# [Task]
Nothing in the records may be left out or altered; reproduce them all exactly.

# [Data extract]

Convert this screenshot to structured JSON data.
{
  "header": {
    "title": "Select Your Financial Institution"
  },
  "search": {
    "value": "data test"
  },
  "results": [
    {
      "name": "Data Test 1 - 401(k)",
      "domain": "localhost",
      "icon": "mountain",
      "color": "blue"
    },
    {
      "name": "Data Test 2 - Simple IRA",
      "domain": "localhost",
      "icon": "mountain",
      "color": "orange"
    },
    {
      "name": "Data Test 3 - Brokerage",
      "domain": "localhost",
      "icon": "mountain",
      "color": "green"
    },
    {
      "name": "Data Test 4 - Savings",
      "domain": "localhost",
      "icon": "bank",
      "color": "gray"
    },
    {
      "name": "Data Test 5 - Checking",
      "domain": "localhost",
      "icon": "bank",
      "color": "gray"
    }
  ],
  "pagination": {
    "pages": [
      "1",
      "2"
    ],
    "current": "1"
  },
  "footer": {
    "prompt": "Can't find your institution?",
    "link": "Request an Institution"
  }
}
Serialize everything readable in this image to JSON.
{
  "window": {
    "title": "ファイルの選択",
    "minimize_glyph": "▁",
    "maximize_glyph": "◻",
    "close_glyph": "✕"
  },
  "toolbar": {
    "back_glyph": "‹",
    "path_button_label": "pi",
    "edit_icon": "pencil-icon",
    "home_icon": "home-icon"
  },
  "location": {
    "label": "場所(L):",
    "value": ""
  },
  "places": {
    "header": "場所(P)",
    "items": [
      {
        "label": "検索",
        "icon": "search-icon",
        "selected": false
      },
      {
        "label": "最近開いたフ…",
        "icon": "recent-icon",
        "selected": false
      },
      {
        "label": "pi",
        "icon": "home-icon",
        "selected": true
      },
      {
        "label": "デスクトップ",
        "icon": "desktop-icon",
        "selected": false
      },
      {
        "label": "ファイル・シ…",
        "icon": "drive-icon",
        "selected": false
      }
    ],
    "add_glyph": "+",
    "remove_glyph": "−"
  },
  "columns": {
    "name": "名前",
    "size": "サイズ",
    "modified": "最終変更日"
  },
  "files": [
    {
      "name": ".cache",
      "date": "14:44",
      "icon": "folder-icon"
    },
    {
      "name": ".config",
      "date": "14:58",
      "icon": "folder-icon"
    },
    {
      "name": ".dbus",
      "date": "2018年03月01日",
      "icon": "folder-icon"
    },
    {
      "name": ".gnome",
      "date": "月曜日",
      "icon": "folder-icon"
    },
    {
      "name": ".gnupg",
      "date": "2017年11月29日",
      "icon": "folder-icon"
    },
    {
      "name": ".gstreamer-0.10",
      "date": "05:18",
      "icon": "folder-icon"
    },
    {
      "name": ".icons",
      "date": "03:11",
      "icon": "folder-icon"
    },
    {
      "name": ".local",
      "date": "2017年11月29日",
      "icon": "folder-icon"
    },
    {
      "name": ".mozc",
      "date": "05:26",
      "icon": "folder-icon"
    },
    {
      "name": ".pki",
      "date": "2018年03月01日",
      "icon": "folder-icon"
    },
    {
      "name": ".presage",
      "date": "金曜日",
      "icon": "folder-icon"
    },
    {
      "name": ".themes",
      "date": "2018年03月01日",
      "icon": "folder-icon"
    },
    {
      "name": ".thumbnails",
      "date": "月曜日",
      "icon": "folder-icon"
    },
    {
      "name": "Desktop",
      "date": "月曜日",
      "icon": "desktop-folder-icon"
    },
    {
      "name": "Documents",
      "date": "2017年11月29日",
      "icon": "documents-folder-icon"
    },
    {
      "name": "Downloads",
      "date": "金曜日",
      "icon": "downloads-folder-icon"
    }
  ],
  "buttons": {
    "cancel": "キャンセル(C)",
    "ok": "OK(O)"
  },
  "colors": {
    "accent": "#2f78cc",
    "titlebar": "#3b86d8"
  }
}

# [Written response]
Convert this screenshot to structured JSON data.
{
  "header": {
    "title": "Select Your Financial Institution"
  },
  "search": {
    "value": "data test"
  },
  "results": [
    {
      "name": "Data Test 1 - 401(k)",
      "domain": "localhost",
      "icon": "mountain",
      "color": "blue"
    },
    {
      "name": "Data Test 2 - Simple IRA",
      "domain": "localhost",
      "icon": "mountain",
      "color": "orange"
    },
    {
      "name": "Data Test 3 - Brokerage",
      "domain": "localhost",
      "icon": "mountain",
      "color": "green"
    },
    {
      "name": "Data Test 4 - Savings",
      "domain": "localhost",
      "icon": "bank",
      "color": "gray"
    },
    {
      "name": "Data Test 5 - Checking",
      "domain": "localhost",
      "icon": "bank",
      "color": "gray"
    }
  ],
  "pagination": {
    "pages": [
      "1",
      "2"
    ],
    "current": "1"
  },
  "footer": {
    "prompt": "Can't find your institution?",
    "link": "Request an Institution"
  }
}
Serialize everything readable in this image to JSON.
{
  "window": {
    "title": "ファイルの選択",
    "minimize_glyph": "▁",
    "maximize_glyph": "◻",
    "close_glyph": "✕"
  },
  "toolbar": {
    "back_glyph": "‹",
    "path_button_label": "pi",
    "edit_icon": "pencil-icon",
    "home_icon": "home-icon"
  },
  "location": {
    "label": "場所(L):",
    "value": ""
  },
  "places": {
    "header": "場所(P)",
    "items": [
      {
        "label": "検索",
        "icon": "search-icon",
        "selected": false
      },
      {
        "label": "最近開いたフ…",
        "icon": "recent-icon",
        "selected": false
      },
      {
        "label": "pi",
        "icon": "home-icon",
        "selected": true
      },
      {
        "label": "デスクトップ",
        "icon": "desktop-icon",
        "selected": false
      },
      {
        "label": "ファイル・シ…",
        "icon": "drive-icon",
        "selected": false
      }
    ],
    "add_glyph": "+",
    "remove_glyph": "−"
  },
  "columns": {
    "name": "名前",
    "size": "サイズ",
    "modified": "最終変更日"
  },
  "files": [
    {
      "name": ".cache",
      "date": "14:44",
      "icon": "folder-icon"
    },
    {
      "name": ".config",
      "date": "14:58",
      "icon": "folder-icon"
    },
    {
      "name": ".dbus",
      "date": "2018年03月01日",
      "icon": "folder-icon"
    },
    {
      "name": ".gnome",
      "date": "月曜日",
      "icon": "folder-icon"
    },
    {
      "name": ".gnupg",
      "date": "2017年11月29日",
      "icon": "folder-icon"
    },
    {
      "name": ".gstreamer-0.10",
      "date": "05:18",
      "icon": "folder-icon"
    },
    {
      "name": ".icons",
      "date": "03:11",
      "icon": "folder-icon"
    },
    {
      "name": ".local",
      "date": "2017年11月29日",
      "icon": "folder-icon"
    },
    {
      "name": ".mozc",
      "date": "05:26",
      "icon": "folder-icon"
    },
    {
      "name": ".pki",
      "date": "2018年03月01日",
      "icon": "folder-icon"
    },
    {
      "name": ".presage",
      "date": "金曜日",
      "icon": "folder-icon"
    },
    {
      "name": ".themes",
      "date": "2018年03月01日",
      "icon": "folder-icon"
    },
    {
      "name": ".thumbnails",
      "date": "月曜日",
      "icon": "folder-icon"
    },
    {
      "name": "Desktop",
      "date": "月曜日",
      "icon": "desktop-folder-icon"
    },
    {
      "name": "Documents",
      "date": "2017年11月29日",
      "icon": "documents-folder-icon"
    },
    {
      "name": "Downloads",
      "date": "金曜日",
      "icon": "downloads-folder-icon"
    }
  ],
  "buttons": {
    "cancel": "キャンセル(C)",
    "ok": "OK(O)"
  },
  "colors": {
    "accent": "#2f78cc",
    "titlebar": "#3b86d8"
  }
}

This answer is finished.